* Exercise instructions: Please copy each line below that contains the word "title".

* Data extracts:
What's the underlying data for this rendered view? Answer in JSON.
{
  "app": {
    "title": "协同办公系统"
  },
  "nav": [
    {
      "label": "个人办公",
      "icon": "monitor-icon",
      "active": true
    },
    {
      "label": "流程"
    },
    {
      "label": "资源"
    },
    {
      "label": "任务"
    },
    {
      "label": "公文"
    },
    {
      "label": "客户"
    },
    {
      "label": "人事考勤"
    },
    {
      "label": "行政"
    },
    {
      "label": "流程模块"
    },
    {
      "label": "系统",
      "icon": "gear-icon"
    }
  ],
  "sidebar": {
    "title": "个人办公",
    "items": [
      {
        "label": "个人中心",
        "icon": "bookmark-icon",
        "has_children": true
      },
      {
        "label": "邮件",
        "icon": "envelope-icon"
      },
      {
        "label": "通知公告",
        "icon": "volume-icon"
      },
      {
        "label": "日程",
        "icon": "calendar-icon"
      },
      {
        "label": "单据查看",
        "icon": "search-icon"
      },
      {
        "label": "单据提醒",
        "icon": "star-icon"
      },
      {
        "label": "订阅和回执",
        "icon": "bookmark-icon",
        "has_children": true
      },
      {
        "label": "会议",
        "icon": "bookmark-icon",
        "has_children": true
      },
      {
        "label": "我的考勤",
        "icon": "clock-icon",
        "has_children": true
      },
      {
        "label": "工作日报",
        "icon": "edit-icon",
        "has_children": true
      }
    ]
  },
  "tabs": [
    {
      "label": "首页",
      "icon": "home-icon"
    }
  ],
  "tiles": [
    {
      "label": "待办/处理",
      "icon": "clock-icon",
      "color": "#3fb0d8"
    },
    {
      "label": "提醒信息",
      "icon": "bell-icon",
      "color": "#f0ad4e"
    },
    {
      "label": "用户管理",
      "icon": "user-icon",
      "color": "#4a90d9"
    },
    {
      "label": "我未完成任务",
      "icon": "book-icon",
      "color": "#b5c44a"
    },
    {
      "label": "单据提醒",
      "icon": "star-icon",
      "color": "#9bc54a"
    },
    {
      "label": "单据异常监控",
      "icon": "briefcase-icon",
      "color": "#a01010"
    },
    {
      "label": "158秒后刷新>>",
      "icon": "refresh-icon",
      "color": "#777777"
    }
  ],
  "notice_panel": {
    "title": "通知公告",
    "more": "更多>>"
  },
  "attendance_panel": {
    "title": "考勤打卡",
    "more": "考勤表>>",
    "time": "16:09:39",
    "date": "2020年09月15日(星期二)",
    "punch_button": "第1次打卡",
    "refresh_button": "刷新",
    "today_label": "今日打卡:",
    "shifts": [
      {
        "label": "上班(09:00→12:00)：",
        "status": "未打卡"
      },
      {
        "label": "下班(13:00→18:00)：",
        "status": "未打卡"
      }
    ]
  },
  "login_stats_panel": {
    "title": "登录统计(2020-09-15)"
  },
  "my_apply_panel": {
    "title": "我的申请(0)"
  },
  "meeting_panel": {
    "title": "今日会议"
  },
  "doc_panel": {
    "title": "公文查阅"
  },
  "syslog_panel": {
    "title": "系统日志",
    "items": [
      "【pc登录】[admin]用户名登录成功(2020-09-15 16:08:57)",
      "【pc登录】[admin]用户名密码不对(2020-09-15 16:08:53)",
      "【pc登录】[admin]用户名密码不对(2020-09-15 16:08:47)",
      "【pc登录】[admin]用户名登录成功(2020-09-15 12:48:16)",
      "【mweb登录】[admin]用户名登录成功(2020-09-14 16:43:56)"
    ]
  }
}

* Task output:
    "title": "协同办公系统"
    "title": "个人办公",
    "title": "通知公告",
    "title": "考勤打卡",
    "title": "登录统计(2020-09-15)"
    "title": "我的申请(0)"
    "title": "今日会议"
    "title": "公文查阅"
    "title": "系统日志",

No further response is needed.